How is Selling Coffee Like Marketing Candidates?
By Paul Ballew - Strategy + Candidate Services Florida Office
I used to help brands like Starbucks, Gillette and Coke sell a lot of stuff. Much of what I relied upon to do that was my understanding of consumer behavior. When you know who you’re talking to and how those people make decisions, it’s much easier to persuade them to choose your brand.
I’m also a researcher, so my curiosity pressed me to find out if I could use the same approach that I used to sell coffee to market progressive candidates. So, in July 2018 I accepted a position to manage the campaign of the Democratic nominee for US Congress in FL-04.
Managing a congressional campaign is not the traditional starting line for newbies, but recall I built brands before. Anyway, how hard could this be? It didn’t take long to get my answer. North Florida is very challenging for progressives. Districts in Florida have been artfully gerrymandered to preserve Republican majorities and representation for years. With twice as many registered Republicans than Democrats, FL-04 was no different. Nate Silver gave us a 1% chance of winning. Unfortunately, he was correct.
My candidate didn’t win. We did, however, close the gap by some 50,000 votes and with less than 400,000 votes cast, that’s a seismic shift for one election cycle. We attributed much of that gain from the targeting strategies and decision frameworks we used. We identified the right target and then influenced their vote through subjective cues in the messaging. In other words, we marketed my candidate like coffee.
Here’s what you need to know:
Don’t Choose These: Voters Who Vote By Party
Voters are too busy, or too indifferent to know, or care, where most candidates stand on the issues. So how do they decide? The most obvious short-cut voters use is party affiliation.

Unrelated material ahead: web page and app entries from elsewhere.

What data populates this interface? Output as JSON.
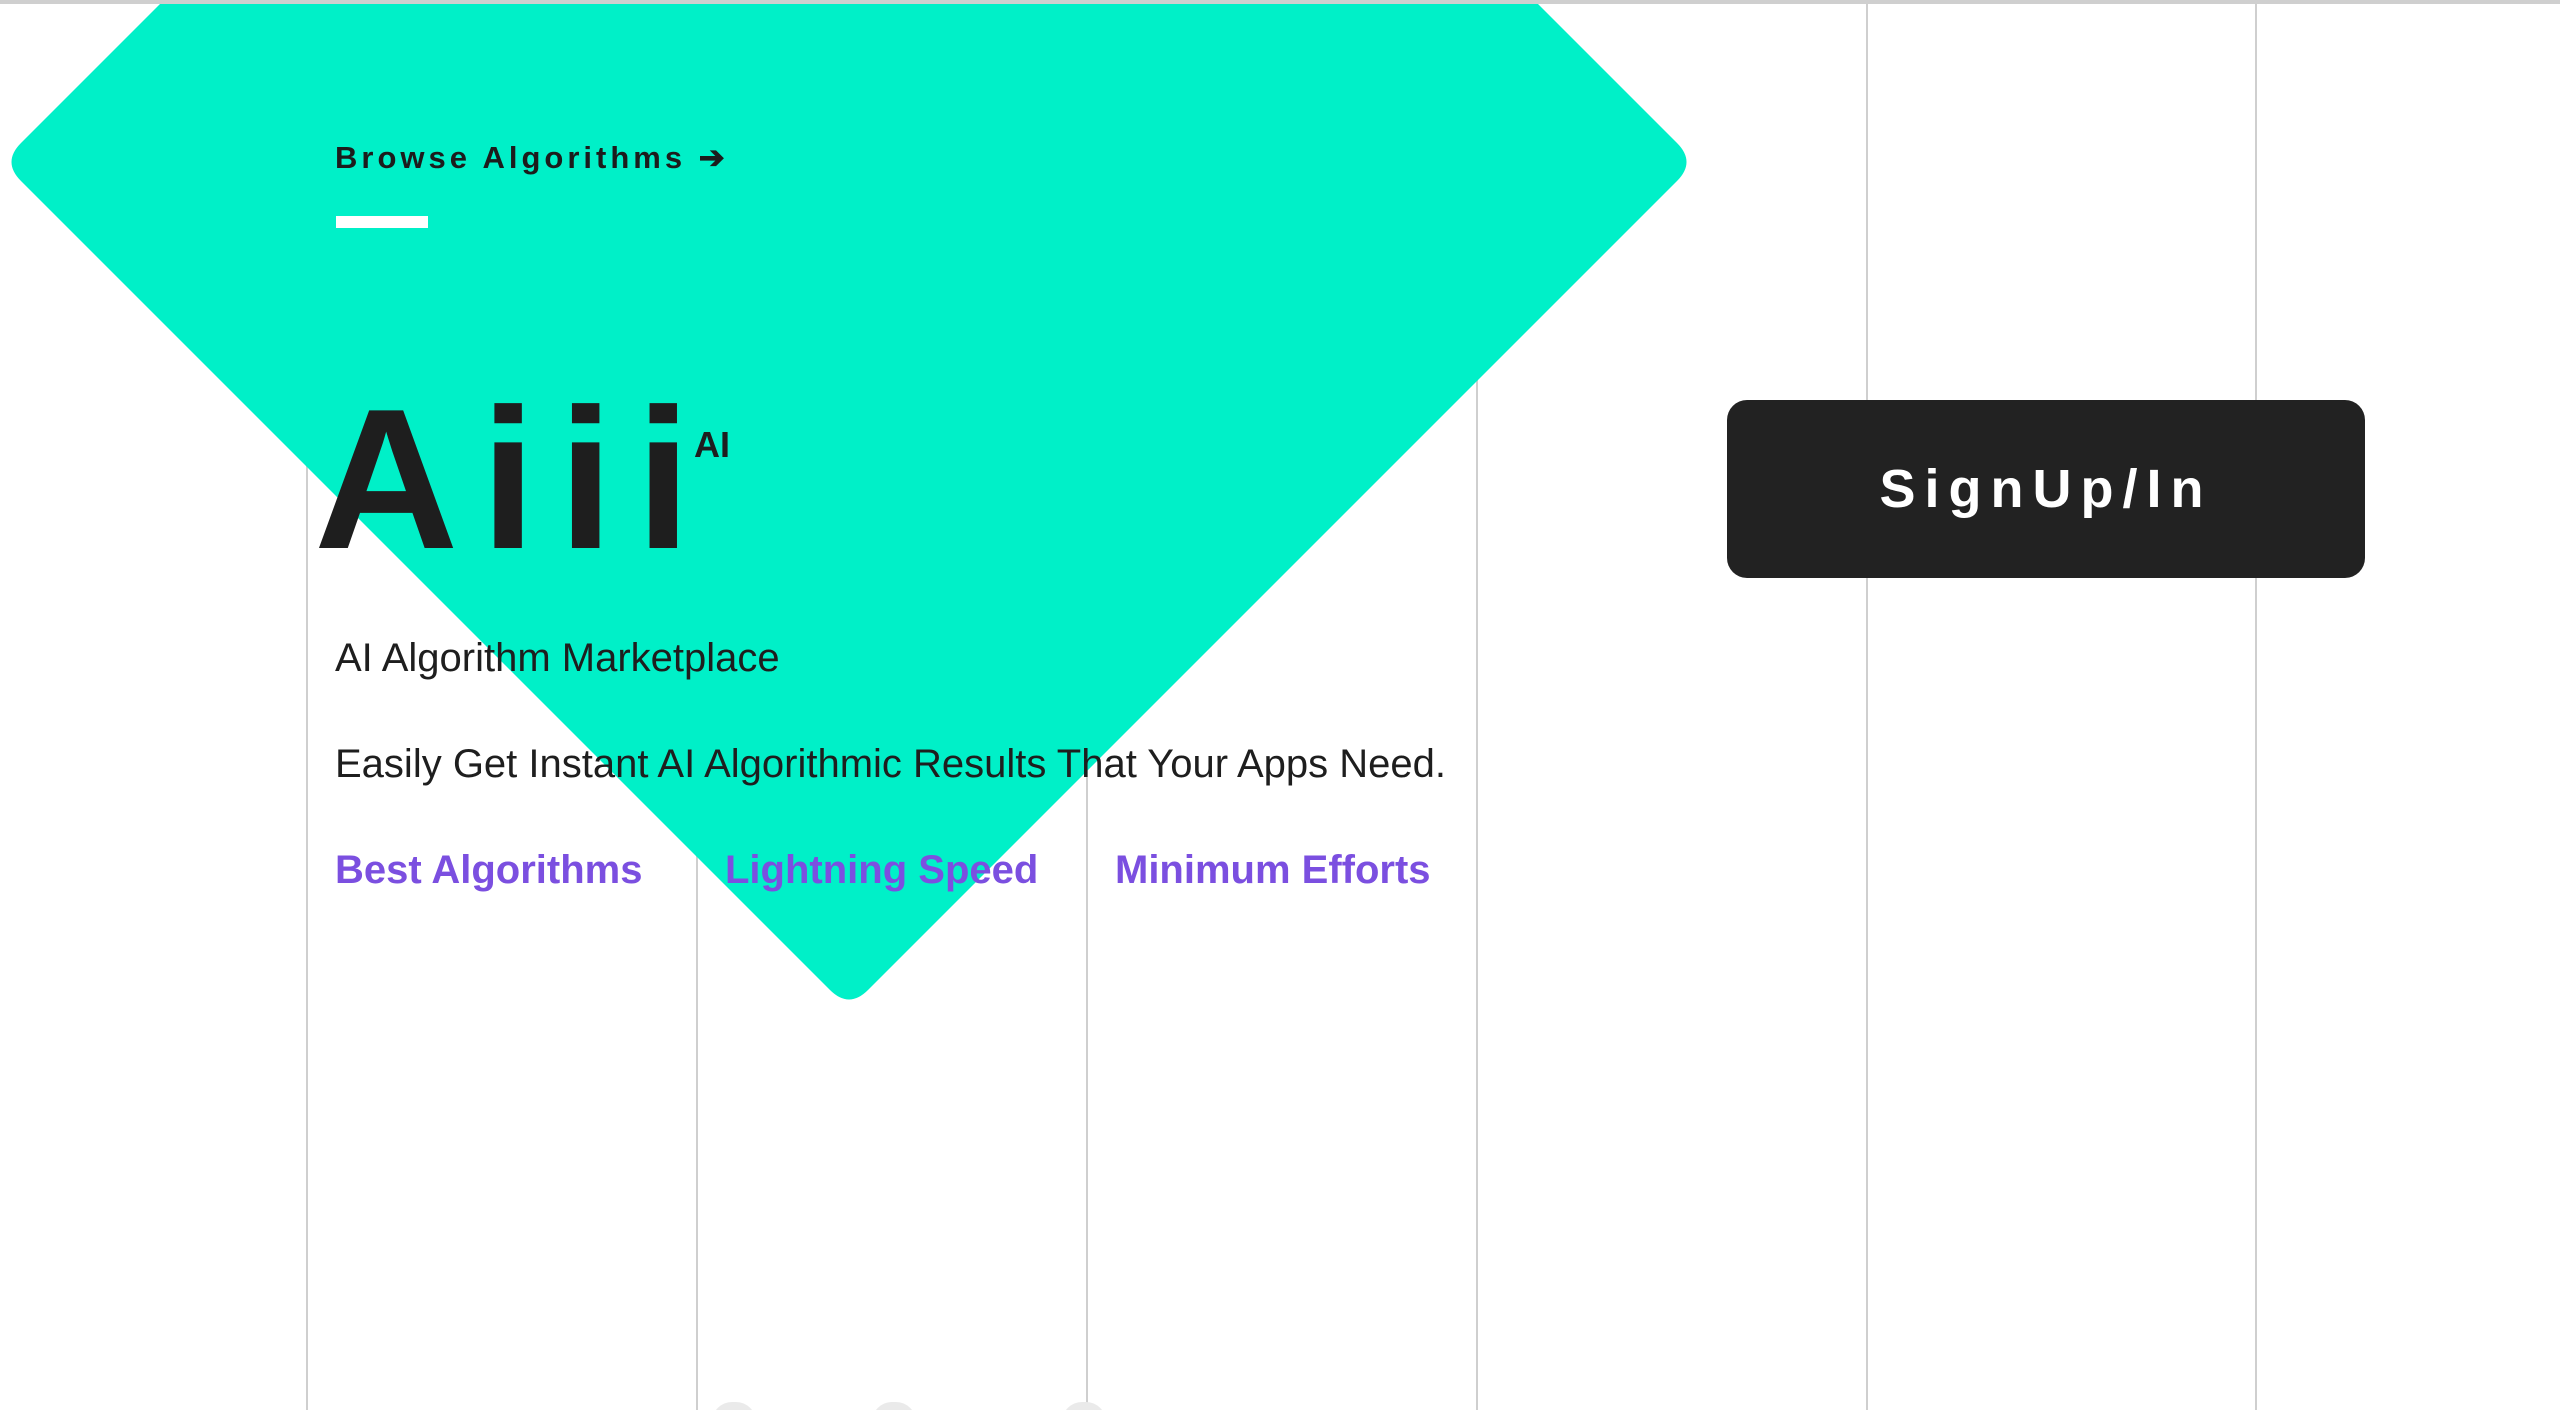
{
  "nav": {
    "browse_label": "Browse Algorithms",
    "browse_arrow": "➔"
  },
  "brand": {
    "logo_text": "Aiii",
    "logo_badge": "AI",
    "subtitle": "AI Algorithm Marketplace",
    "tagline": "Easily Get Instant AI Algorithmic Results That Your Apps Need."
  },
  "features": [
    {
      "label": "Best Algorithms"
    },
    {
      "label": "Lightning Speed"
    },
    {
      "label": "Minimum Efforts"
    }
  ],
  "auth": {
    "signup_label": "SignUp/In"
  },
  "colors": {
    "accent": "#00f0c8",
    "feature_text": "#7b4fe0",
    "button_bg": "#222222",
    "text": "#1e1e1e",
    "grid_line": "#cfcfcf"
  },
  "icons": {
    "browse_arrow": "arrow-right-icon"
  }
}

They assume that they will agree with most candidates in their party and it’s just easier for them to use the party affiliation heuristic to choose. Incumbents have the added benefit of having a designation that further solidifies them as the popular choice. This group will account for approximately 75% of all voters. Don’t waste your time here.
Do Choose These: Voters Who Vote By Beliefs
These voters tend to voter across party lines. They tend to vote for candidates they like. However, success is only achievable when you understand the decision framework and craft your messaging properly. Conventional wisdom will have you believe that these voters will choose the candidates who best reflect their own core beliefs. However, the voter decision framework is just the opposite. Voters will decide which candidate they like, and then based on subjective cues, mold their own beliefs to fit that of the candidate.
As it turns out, proper targeting and sound decision frameworks sells both coffee and candidates.